SkyMax Models SM2002 Soviet Lavochkin La-5FN Fighter - Captain Vitalii Ivanovich Popkov, 5 GIAP, 295th Air Division, Autumn 1944 (1:72 Scale)
"I requested a transfer to the front more than once. But the front required well-trained fliers. While training them for future battles, I was also training myself. At the same time, it felt good to hear of their exploits at the front. In late 1942, I was sent to learn to fly a new plane, the Lavochkin LaG-5. After March 1943, I was finally in active service."
- Ivan Kozhedub, recalling his first exploits as a combat pilot on the Eastern Front
The Lavochkin La-5 was a Soviet fighter aircraft of World War II. It was a development and refinement of the LaGG-3 and was one of the Soviet Air Force's most capable types of warplane.
The La-5's heritage began even before the outbreak of war, with the LaGG-1, a promising yet underpowered aircraft - turning a full circle, for example, took 20 seconds. The LaGG-3 was a modification of that design that attempted to correct this by both lightening the airframe and fitting a more powerful engine. Nevertheless, this was not enough, and the lack of power remained a significant problem.
In early 1942, two of the LaGG-1 and -3's designers, Semyon Lavochkin and Vladimir Gorbunov, attempted to correct this deficiency by experimentally fitting a LaGG-3 with the more powerful Shvetsov ASh-82 radial engine. Since the LaGG-3 was powered by an inline engine, they accomplished this by grafting on the nose section of a Sukhoi Su-2 (which used this engine). By now, the shortcomings of the LaGG-3 had caused Lavochkin to fall out of Stalin's favour, and factories previously assigned to LaGG-3 construction had been turned over to building the rival Yakovlev Yak-1 and Yak-7. The design work required to adapt the LaGG-3 to the new engine and still maintain the aircraft's balance was undertaken by Lavochkin in a small hut beside an airfield over the winter of 1941-1942, all completely unofficially.

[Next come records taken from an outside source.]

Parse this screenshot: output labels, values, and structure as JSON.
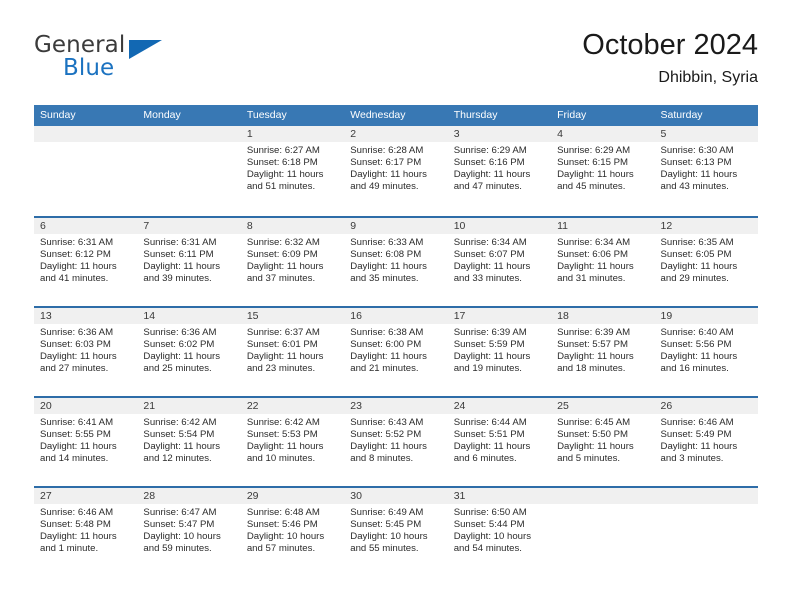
{
  "brand": {
    "line1": "General",
    "line2": "Blue",
    "triangle_icon": "triangle-icon",
    "color_text": "#3b3b3b",
    "color_blue": "#1b72c0"
  },
  "header": {
    "title": "October 2024",
    "subtitle": "Dhibbin, Syria"
  },
  "theme": {
    "header_bg": "#3878b4",
    "row_divider": "#2e6da8",
    "date_band_bg": "#f0f0f0",
    "text": "#2b2b2b"
  },
  "calendar": {
    "weekday_headers": [
      "Sunday",
      "Monday",
      "Tuesday",
      "Wednesday",
      "Thursday",
      "Friday",
      "Saturday"
    ],
    "weeks": [
      [
        {
          "day": "",
          "sunrise": "",
          "sunset": "",
          "daylight": ""
        },
        {
          "day": "",
          "sunrise": "",
          "sunset": "",
          "daylight": ""
        },
        {
          "day": "1",
          "sunrise": "Sunrise: 6:27 AM",
          "sunset": "Sunset: 6:18 PM",
          "daylight": "Daylight: 11 hours and 51 minutes."
        },
        {
          "day": "2",
          "sunrise": "Sunrise: 6:28 AM",
          "sunset": "Sunset: 6:17 PM",
          "daylight": "Daylight: 11 hours and 49 minutes."
        },
        {
          "day": "3",
          "sunrise": "Sunrise: 6:29 AM",
          "sunset": "Sunset: 6:16 PM",
          "daylight": "Daylight: 11 hours and 47 minutes."
        },
        {
          "day": "4",
          "sunrise": "Sunrise: 6:29 AM",
          "sunset": "Sunset: 6:15 PM",
          "daylight": "Daylight: 11 hours and 45 minutes."
        },
        {
          "day": "5",
          "sunrise": "Sunrise: 6:30 AM",
          "sunset": "Sunset: 6:13 PM",
          "daylight": "Daylight: 11 hours and 43 minutes."
        }
      ],
      [
        {
          "day": "6",
          "sunrise": "Sunrise: 6:31 AM",
          "sunset": "Sunset: 6:12 PM",
          "daylight": "Daylight: 11 hours and 41 minutes."
        },
        {
          "day": "7",
          "sunrise": "Sunrise: 6:31 AM",
          "sunset": "Sunset: 6:11 PM",
          "daylight": "Daylight: 11 hours and 39 minutes."
        },
        {
          "day": "8",
          "sunrise": "Sunrise: 6:32 AM",
          "sunset": "Sunset: 6:09 PM",
          "daylight": "Daylight: 11 hours and 37 minutes."
        },
        {
          "day": "9",
          "sunrise": "Sunrise: 6:33 AM",
          "sunset": "Sunset: 6:08 PM",
          "daylight": "Daylight: 11 hours and 35 minutes."
        },
        {
          "day": "10",
          "sunrise": "Sunrise: 6:34 AM",
          "sunset": "Sunset: 6:07 PM",
          "daylight": "Daylight: 11 hours and 33 minutes."
        },
        {
          "day": "11",
          "sunrise": "Sunrise: 6:34 AM",
          "sunset": "Sunset: 6:06 PM",
          "daylight": "Daylight: 11 hours and 31 minutes."
        },
        {
          "day": "12",
          "sunrise": "Sunrise: 6:35 AM",
          "sunset": "Sunset: 6:05 PM",
          "daylight": "Daylight: 11 hours and 29 minutes."
        }
      ],
      [
        {
          "day": "13",
          "sunrise": "Sunrise: 6:36 AM",
          "sunset": "Sunset: 6:03 PM",
          "daylight": "Daylight: 11 hours and 27 minutes."
        },
        {
          "day": "14",
          "sunrise": "Sunrise: 6:36 AM",
          "sunset": "Sunset: 6:02 PM",
          "daylight": "Daylight: 11 hours and 25 minutes."
        },
        {
          "day": "15",
          "sunrise": "Sunrise: 6:37 AM",
          "sunset": "Sunset: 6:01 PM",
          "daylight": "Daylight: 11 hours and 23 minutes."
        },
        {
          "day": "16",
          "sunrise": "Sunrise: 6:38 AM",
          "sunset": "Sunset: 6:00 PM",
          "daylight": "Daylight: 11 hours and 21 minutes."
        },
        {
          "day": "17",
          "sunrise": "Sunrise: 6:39 AM",
          "sunset": "Sunset: 5:59 PM",
          "daylight": "Daylight: 11 hours and 19 minutes."
        },
        {
          "day": "18",
          "sunrise": "Sunrise: 6:39 AM",
          "sunset": "Sunset: 5:57 PM",
          "daylight": "Daylight: 11 hours and 18 minutes."
        },
        {
          "day": "19",
          "sunrise": "Sunrise: 6:40 AM",
          "sunset": "Sunset: 5:56 PM",
          "daylight": "Daylight: 11 hours and 16 minutes."
        }
      ],
      [
        {
          "day": "20",
          "sunrise": "Sunrise: 6:41 AM",
          "sunset": "Sunset: 5:55 PM",
          "daylight": "Daylight: 11 hours and 14 minutes."
        },
        {
          "day": "21",
          "sunrise": "Sunrise: 6:42 AM",
          "sunset": "Sunset: 5:54 PM",
          "daylight": "Daylight: 11 hours and 12 minutes."
        },
        {
          "day": "22",
          "sunrise": "Sunrise: 6:42 AM",
          "sunset": "Sunset: 5:53 PM",
          "daylight": "Daylight: 11 hours and 10 minutes."
        },
        {
          "day": "23",
          "sunrise": "Sunrise: 6:43 AM",
          "sunset": "Sunset: 5:52 PM",
          "daylight": "Daylight: 11 hours and 8 minutes."
        },
        {
          "day": "24",
          "sunrise": "Sunrise: 6:44 AM",
          "sunset": "Sunset: 5:51 PM",
          "daylight": "Daylight: 11 hours and 6 minutes."
        },
        {
          "day": "25",
          "sunrise": "Sunrise: 6:45 AM",
          "sunset": "Sunset: 5:50 PM",
          "daylight": "Daylight: 11 hours and 5 minutes."
        },
        {
          "day": "26",
          "sunrise": "Sunrise: 6:46 AM",
          "sunset": "Sunset: 5:49 PM",
          "daylight": "Daylight: 11 hours and 3 minutes."
        }
      ],
      [
        {
          "day": "27",
          "sunrise": "Sunrise: 6:46 AM",
          "sunset": "Sunset: 5:48 PM",
          "daylight": "Daylight: 11 hours and 1 minute."
        },
        {
          "day": "28",
          "sunrise": "Sunrise: 6:47 AM",
          "sunset": "Sunset: 5:47 PM",
          "daylight": "Daylight: 10 hours and 59 minutes."
        },
        {
          "day": "29",
          "sunrise": "Sunrise: 6:48 AM",
          "sunset": "Sunset: 5:46 PM",
          "daylight": "Daylight: 10 hours and 57 minutes."
        },
        {
          "day": "30",
          "sunrise": "Sunrise: 6:49 AM",
          "sunset": "Sunset: 5:45 PM",
          "daylight": "Daylight: 10 hours and 55 minutes."
        },
        {
          "day": "31",
          "sunrise": "Sunrise: 6:50 AM",
          "sunset": "Sunset: 5:44 PM",
          "daylight": "Daylight: 10 hours and 54 minutes."
        },
        {
          "day": "",
          "sunrise": "",
          "sunset": "",
          "daylight": ""
        },
        {
          "day": "",
          "sunrise": "",
          "sunset": "",
          "daylight": ""
        }
      ]
    ]
  }
}
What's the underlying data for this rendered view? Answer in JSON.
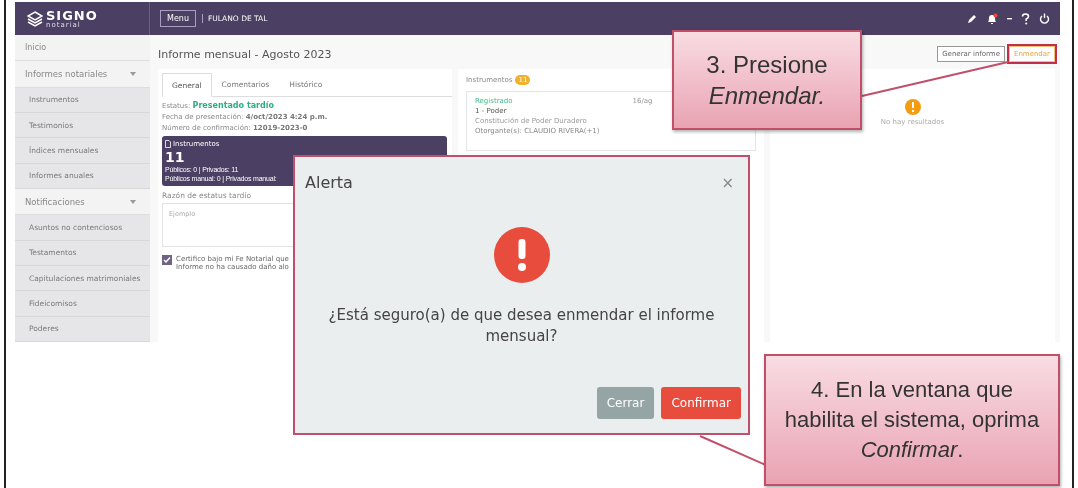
{
  "app": {
    "logo": {
      "name": "SIGNO",
      "tagline": "notarial"
    },
    "menu_button": "Menu",
    "user": "FULANO DE TAL"
  },
  "sidebar": {
    "items": [
      {
        "label": "Inicio"
      },
      {
        "label": "Informes notariales",
        "expanded": true,
        "children": [
          {
            "label": "Instrumentos"
          },
          {
            "label": "Testimonios"
          },
          {
            "label": "Índices mensuales"
          },
          {
            "label": "Informes anuales"
          }
        ]
      },
      {
        "label": "Notificaciones",
        "expanded": true,
        "children": [
          {
            "label": "Asuntos no contenciosos"
          },
          {
            "label": "Testamentos"
          },
          {
            "label": "Capitulaciones matrimoniales"
          },
          {
            "label": "Fideicomisos"
          },
          {
            "label": "Poderes"
          }
        ]
      }
    ]
  },
  "page": {
    "title": "Informe mensual - Agosto 2023",
    "actions": [
      {
        "label": "Generar informe",
        "kind": "default",
        "highlighted": false
      },
      {
        "label": "Enmendar",
        "kind": "warning",
        "highlighted": true
      }
    ]
  },
  "tabs": [
    {
      "label": "General",
      "selected": true
    },
    {
      "label": "Comentarios",
      "selected": false
    },
    {
      "label": "Histórico",
      "selected": false
    }
  ],
  "status": {
    "label": "Estatus:",
    "value": "Presentado tardío"
  },
  "fields": [
    {
      "label": "Fecha de presentación:",
      "value": "4/oct/2023 4:24 p.m."
    },
    {
      "label": "Número de confirmación:",
      "value": "12019-2023-0"
    }
  ],
  "summary_card": {
    "title": "Instrumentos",
    "count": "11",
    "lines": [
      "Públicos: 0 | Privados: 11",
      "Públicos manual: 0 | Privados manual:"
    ]
  },
  "late_reason": {
    "label": "Razón de estatus tardío",
    "placeholder": "Ejemplo"
  },
  "certification": {
    "checked": true,
    "lines": [
      "Certifico bajo mi Fe Notarial que",
      "Informe no ha causado daño alo"
    ]
  },
  "instruments": {
    "title": "Instrumentos",
    "count": "11",
    "items": [
      {
        "status": "Registrado",
        "title": "1 - Poder",
        "date": "16/ag",
        "subtitle": "Constitución de Poder Duradero",
        "parties": "Otorgante(s): CLAUDIO RIVERA(+1)"
      }
    ]
  },
  "results": {
    "message": "No hay resultados"
  },
  "dialog": {
    "title": "Alerta",
    "close": "×",
    "message": "¿Está seguro(a) de que desea enmendar el informe mensual?",
    "buttons": [
      {
        "label": "Cerrar",
        "kind": "secondary"
      },
      {
        "label": "Confirmar",
        "kind": "danger"
      }
    ]
  },
  "callouts": [
    {
      "text": "3. Presione *Enmendar.*"
    },
    {
      "text": "4. En la ventana que habilita el sistema, oprima *Confirmar*."
    }
  ]
}
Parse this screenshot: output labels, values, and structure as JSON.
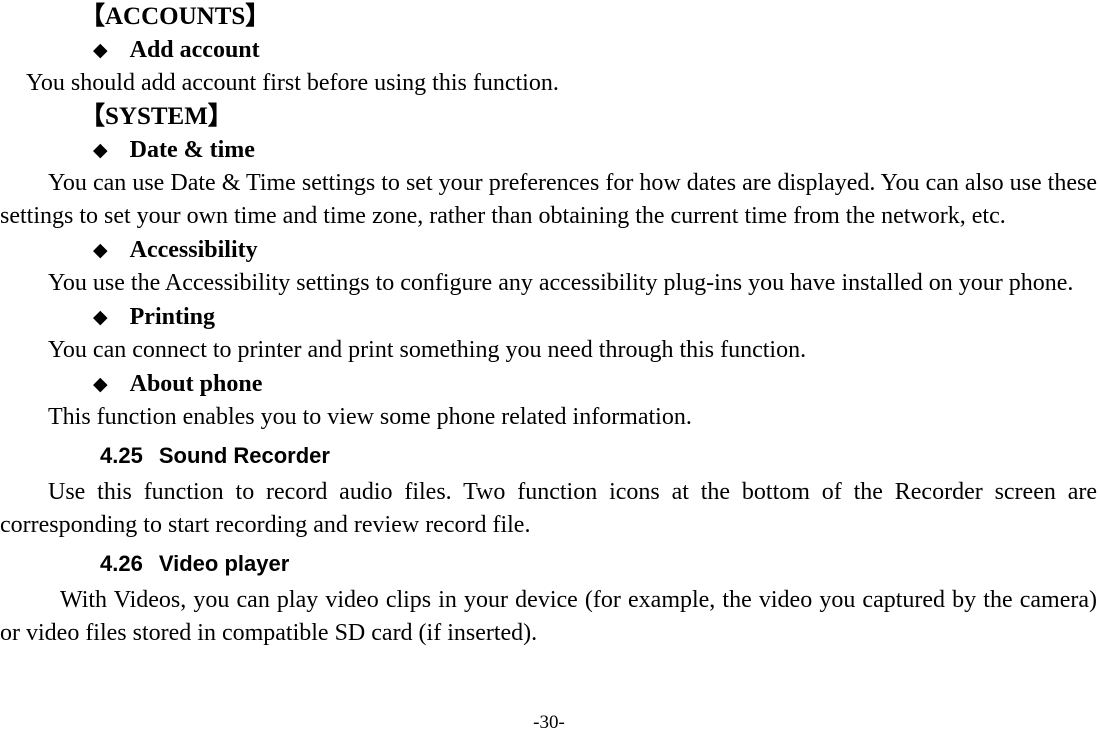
{
  "document": {
    "page_number_label": "-30-",
    "bullet_glyph": "◆",
    "blocks": {
      "accounts_label": "【ACCOUNTS】",
      "add_account_bullet": "Add account",
      "add_account_text": "You should add account first before using this function.",
      "system_label": "【SYSTEM】",
      "date_time_bullet": "Date & time",
      "date_time_text": "You can use Date & Time settings to set your preferences for how dates are displayed. You can also use these settings to set your own time and time zone, rather than obtaining the current time from the network, etc.",
      "accessibility_bullet": "Accessibility",
      "accessibility_text": "You use the Accessibility settings to configure any accessibility plug-ins you have installed on your phone.",
      "printing_bullet": "Printing",
      "printing_text": "You can connect to printer and print something you need through this function.",
      "about_phone_bullet": "About phone",
      "about_phone_text": "This function enables you to view some phone related information.",
      "sound_recorder_number": "4.25",
      "sound_recorder_title": "Sound Recorder",
      "sound_recorder_text": "Use this function to record audio files. Two function icons at the bottom of the Recorder screen are corresponding to start recording and review record file.",
      "video_player_number": "4.26",
      "video_player_title": "Video player",
      "video_player_text": "With Videos, you can play video clips in your device (for example, the video you captured by the camera) or video files stored in compatible SD card (if inserted)."
    }
  }
}
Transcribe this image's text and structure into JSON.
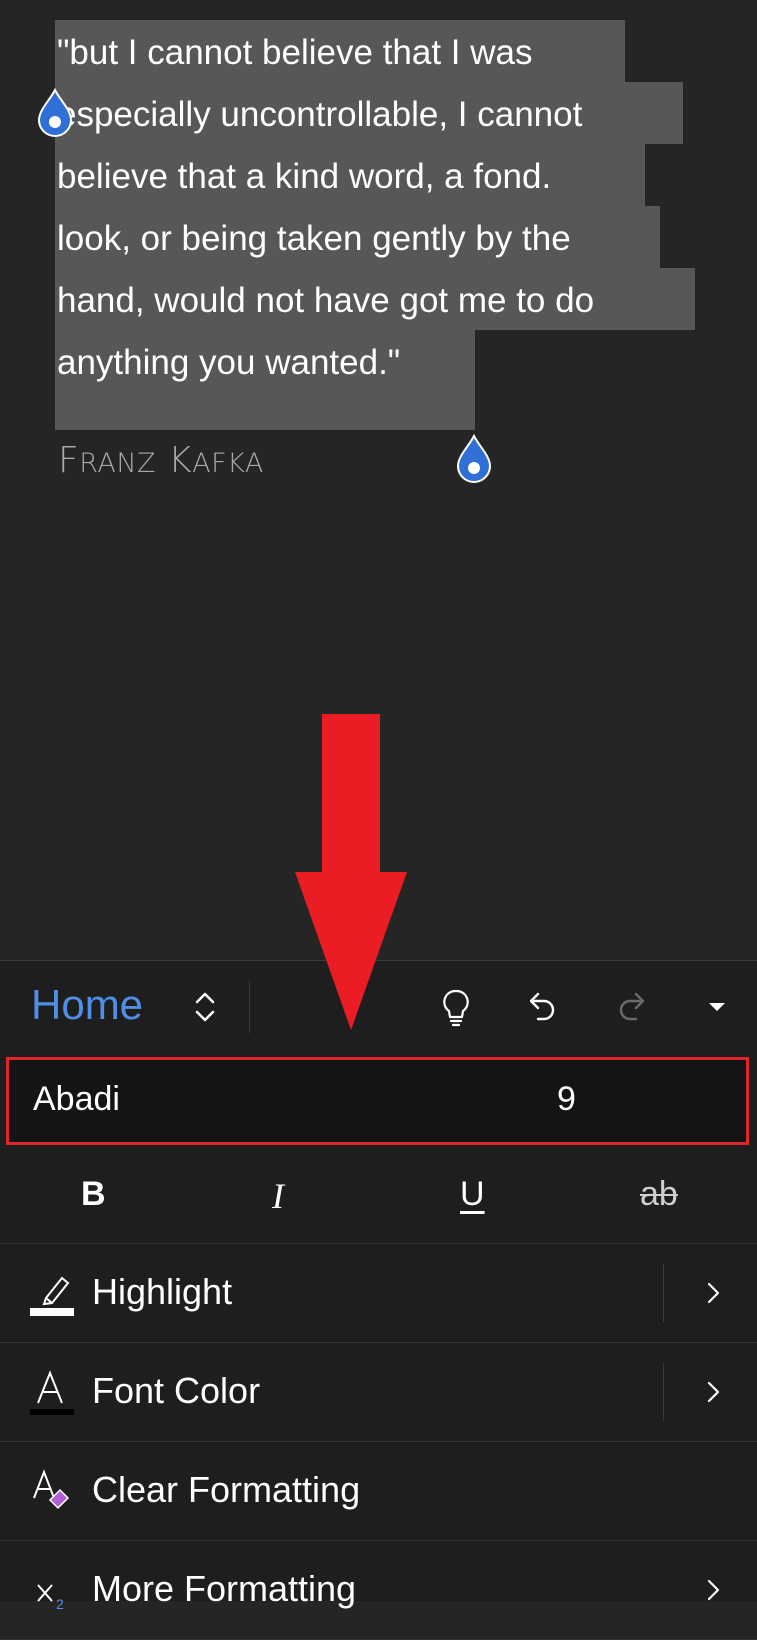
{
  "document": {
    "quote_lines": [
      "\"but I cannot believe that I was",
      "especially uncontrollable, I cannot",
      "believe that a kind word, a fond.",
      "look, or being taken gently by the",
      "hand, would not have got me to do",
      "anything you wanted.\""
    ],
    "author": {
      "first_initial": "F",
      "first_rest": "RANZ",
      "last_initial": "K",
      "last_rest": "AFKA"
    }
  },
  "ribbon": {
    "tab_label": "Home",
    "icons": [
      "expand-collapse-icon",
      "lightbulb-icon",
      "undo-icon",
      "redo-icon",
      "dropdown-caret-icon"
    ]
  },
  "font": {
    "name": "Abadi",
    "size": "9"
  },
  "format_buttons": {
    "bold": "B",
    "italic": "I",
    "underline": "U",
    "strikethrough": "ab"
  },
  "menu": [
    {
      "label": "Highlight",
      "icon": "highlighter-icon",
      "has_chevron": true,
      "has_divider": true
    },
    {
      "label": "Font Color",
      "icon": "font-color-icon",
      "has_chevron": true,
      "has_divider": true
    },
    {
      "label": "Clear Formatting",
      "icon": "clear-formatting-icon",
      "has_chevron": false,
      "has_divider": false
    },
    {
      "label": "More Formatting",
      "icon": "subscript-icon",
      "has_chevron": true,
      "has_divider": false
    }
  ],
  "colors": {
    "accent": "#4f8fe6",
    "selection_handle": "#2f6fd6",
    "annotation_red": "#e0262b",
    "selection_highlight": "#575757"
  }
}
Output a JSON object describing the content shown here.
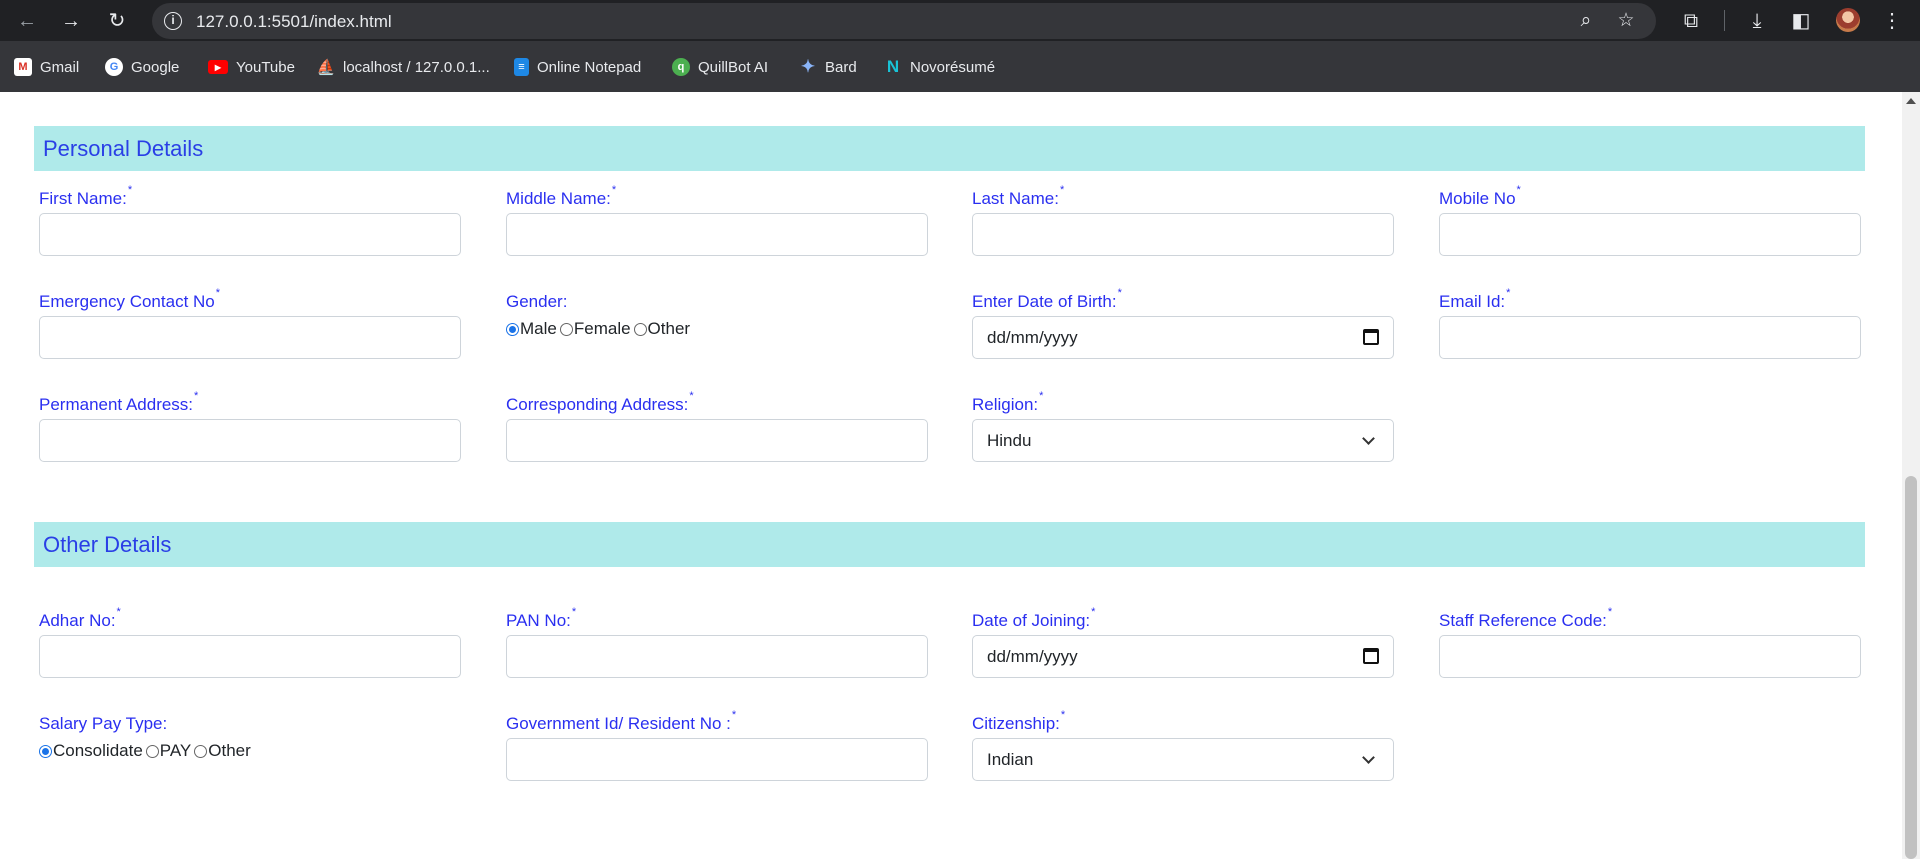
{
  "browser": {
    "url": "127.0.0.1:5501/index.html",
    "bookmarks": [
      "Gmail",
      "Google",
      "YouTube",
      "localhost / 127.0.0.1...",
      "Online Notepad",
      "QuillBot AI",
      "Bard",
      "Novorésumé"
    ]
  },
  "personal": {
    "title": "Personal Details",
    "first_name": "First Name:",
    "middle_name": "Middle Name:",
    "last_name": "Last Name:",
    "mobile": "Mobile No",
    "emergency": "Emergency Contact No",
    "gender": "Gender:",
    "gender_options": [
      "Male",
      "Female",
      "Other"
    ],
    "gender_selected": "Male",
    "dob": "Enter Date of Birth:",
    "dob_value": "dd/mm/yyyy",
    "email": "Email Id:",
    "permanent_address": "Permanent Address:",
    "corresponding_address": "Corresponding Address:",
    "religion": "Religion:",
    "religion_value": "Hindu"
  },
  "other": {
    "title": "Other Details",
    "adhar": "Adhar No:",
    "pan": "PAN No:",
    "doj": "Date of Joining:",
    "doj_value": "dd/mm/yyyy",
    "staff_ref": "Staff Reference Code:",
    "salary_type": "Salary Pay Type:",
    "salary_options": [
      "Consolidate",
      "PAY",
      "Other"
    ],
    "salary_selected": "Consolidate",
    "govt_id": "Government Id/ Resident No :",
    "citizenship": "Citizenship:",
    "citizenship_value": "Indian"
  },
  "required_mark": "*",
  "colors": {
    "label": "#2a2ff0",
    "header_bg": "#afeaea",
    "header_text": "#2a3fe6"
  }
}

When the prototype took flight in March, the result was extremely pleasing - the fighter finally had a powerplant that allowed it to perform as well in the air as it had been supposed to on paper. After flying, the LaG-5 (the change in name reflecting that one of the original LaGG designers was no longer with the programme), Air Force test pilots declared it superior to the Yak-7, and intensive flight tests began in April. After only a few weeks, the design was modified further, cutting down the rear fuselage to give the pilot better visibility.
By July, Stalin ordered maximum-rate production of the aircraft, now simply known as the La-5 and the conversion of any incomplete LaGG-3 airframes to the new configuration. While still inferior to the best German fighters at high altitudes, the La-5 proved to be every bit their match closer to the ground. With most of the air combat over the Eastern Front taking place at altitudes of under 5,000 m (16,400 ft), the La-5 was very much in its element. Its rate of roll was excellent.
Further refinement of the aircraft involved a fuel-injected engine, further lightening of the aircraft, and fixed slats to improve all-round performance. This was designated the La-5FN and would become the definitive version of the aircraft. A full circle turn took 18-19 seconds - a beautiful dogfighter. Altogether, 9,920 La-5s of all variants were built, including a number of dedicated trainer versions, designated La-5UTI. Further refinements of the aircraft would lead to the Lavochkin La-7 with a reputation for the aileron turn. Some had three new B-20 cannon in the cowl with a salvo of 3.4 kg per second weight of fire.
Pictured here is a 1:72 scale replica of a Soviet Lavochkin La-5FN fighter that was piloted by Captain Vitalii Ivanovich Popkov, who was attached to the 5 GIAP, 295th Air Division during the autumn of 1944.
Wingspan: 5 inches
Length: 5 inches
Release Date: April 2009
Historical Account: "Aced Out" - By August 1943, Vitalii Popkov had flown 168 missions and shot down 17 aircraft in 45 aerial combats. One of his July victories was scored in a particularly difficult duel with a Bf 109 from JG 53. Popkov tussled with his opponent long enough at close range to notice that his aircraft had a white spiral on an orange spinner, orange wingtips and two insignia -- an ace of spades (the geschwader emblem) and a small boat blown by the wind (probably the gruppe or staffel marking). He noted in his post-mission report that these markings probably indicated that his foe was a major German ace, hence the pilot's exceptional flying skill.
On August 3rd, Popkov again tussled with Bf 109s, shooting one down just prior to his own fighter being mortally damaged by his victim's wingman. With his La 5 on fire, the ace baled out, but not before he had suffered burns. After returning from a brief convalescence, Popkov was promoted to captain and made commander of the first squadron. On August 28th, he scored two more victories, but narrowly missed the honor of claiming 5 GIAP's 500th kill. He was awarded the HSU on September 8th, 1943. (courtesy Lagg and Lavochkin Aces of World War 2)